Covering an area equivalent to more than 200 football pitches, the 400-acre Qingdao Oriental Movie Metropolis boasts the world’s biggest movie studio and has been touted as China’s answer to Hollywood.
The $8 billion project, built partly on an artificial island, also includes hotels, a theme park and a yacht club.
Wang, whose group controls U.S. cinema chain AMC Entertainment Holdings Inc and U.S. studio Legendary Entertainment, promised generous subsidies for film makers but indicated a focus on China’s domestic film market.
“We will boost the Chinese movie industry development,” Wang said at the project’s opening ceremony.
“We will also turn Qingdao into a global hub for film,” he said, making no reference to Hollywood in his brief speech.
Hundreds of Chinese film industry representatives attended, as well as Hollywood executives and Chinese government officials that included the vice governor of Shandong province.
The launch came as the mutual courtship between China and Hollywood looks less rosy.
A handful of U.S.-China film ventures have fallen apart due to cultural clashes. Financing deals - including Wanda’s $1 billion wooing of Hollywood studio Dick Clark Productions Inc - have also collapsed. Hollywood’s share of the Chinese market has lost ground to a surge of popular and sometimes patriotic-minded Chinese films.
So far, no major American movie has been produced at Oriental, which partially opened in 2016, except Legendary Entertainment’s “Pacific Rim: Uprising” and “Great Wall”.
Wanda said previously it aimed to host at least five to six Hollywood projects in its first year of full operation in 2018.
Oriental Movie Metropolis is looking to appeal to domestic demand, and is in no rush to attract Hollywood A-listers, President Sun Hengqin told Reuters in an interview, in contrast to the company’s previous ambition to get major Hollywood producers to sign up.
All the 30 completed sound stages have been booked to make domestic movies, including a 3 billion yuan ($474 million) fantasy movie based on a Chinese classic novel, Sun said.
Sun added that production companies will not get subsidies unless they receive the green light from Chinese regulators, potentially a hurdle for foreign movie makers. China is known for its heavy-handedness in the entertainment industry and censors are tough.
“We are not making any commitment yet,” David Kornblum, vice president of international sales and marketing for the Asia-Pacific at Walt Disney Studios, told Reuters on the sidelines of Saturday’s launch.

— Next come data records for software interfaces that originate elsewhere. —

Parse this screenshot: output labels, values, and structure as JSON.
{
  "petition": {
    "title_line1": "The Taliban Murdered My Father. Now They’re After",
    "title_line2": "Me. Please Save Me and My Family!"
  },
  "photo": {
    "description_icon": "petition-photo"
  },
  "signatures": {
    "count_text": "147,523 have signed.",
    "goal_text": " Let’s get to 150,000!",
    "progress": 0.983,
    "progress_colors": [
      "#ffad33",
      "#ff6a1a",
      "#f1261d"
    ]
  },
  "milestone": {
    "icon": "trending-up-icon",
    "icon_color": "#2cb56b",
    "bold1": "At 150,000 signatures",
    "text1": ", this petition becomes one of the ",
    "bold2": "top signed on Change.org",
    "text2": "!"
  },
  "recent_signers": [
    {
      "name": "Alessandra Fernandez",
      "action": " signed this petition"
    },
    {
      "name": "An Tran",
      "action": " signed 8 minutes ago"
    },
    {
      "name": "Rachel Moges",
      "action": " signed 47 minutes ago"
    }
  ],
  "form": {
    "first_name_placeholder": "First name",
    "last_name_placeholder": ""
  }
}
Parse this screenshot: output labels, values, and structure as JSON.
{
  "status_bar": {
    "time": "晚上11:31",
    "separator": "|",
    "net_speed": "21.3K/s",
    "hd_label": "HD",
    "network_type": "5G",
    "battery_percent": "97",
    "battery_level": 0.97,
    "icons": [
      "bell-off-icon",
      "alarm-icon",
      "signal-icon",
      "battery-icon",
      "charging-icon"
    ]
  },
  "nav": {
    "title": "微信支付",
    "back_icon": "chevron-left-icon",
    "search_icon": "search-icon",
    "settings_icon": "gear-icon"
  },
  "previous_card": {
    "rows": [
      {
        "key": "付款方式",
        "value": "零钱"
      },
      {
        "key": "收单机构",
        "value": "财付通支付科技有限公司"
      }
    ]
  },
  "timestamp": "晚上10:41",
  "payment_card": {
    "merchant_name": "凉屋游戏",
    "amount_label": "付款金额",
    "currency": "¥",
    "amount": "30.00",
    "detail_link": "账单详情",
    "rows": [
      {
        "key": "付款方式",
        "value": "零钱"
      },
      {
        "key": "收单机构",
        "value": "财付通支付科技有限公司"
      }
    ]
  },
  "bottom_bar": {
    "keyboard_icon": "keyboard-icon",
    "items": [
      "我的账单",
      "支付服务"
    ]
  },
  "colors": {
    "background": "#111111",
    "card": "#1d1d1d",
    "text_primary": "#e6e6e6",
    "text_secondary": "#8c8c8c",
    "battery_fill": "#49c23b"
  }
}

China’s box office revenue is still swelling at double-digit rates after years of breakneck growth and, with Hollywood know-how and bigger budgets, Chinese movies are gaining momentum as they find ways to play on domestic themes and improve production quality.
Reporting by Li Pei and Joseph Campbell; Writing by Ryan Woo; Editing by Paul Tait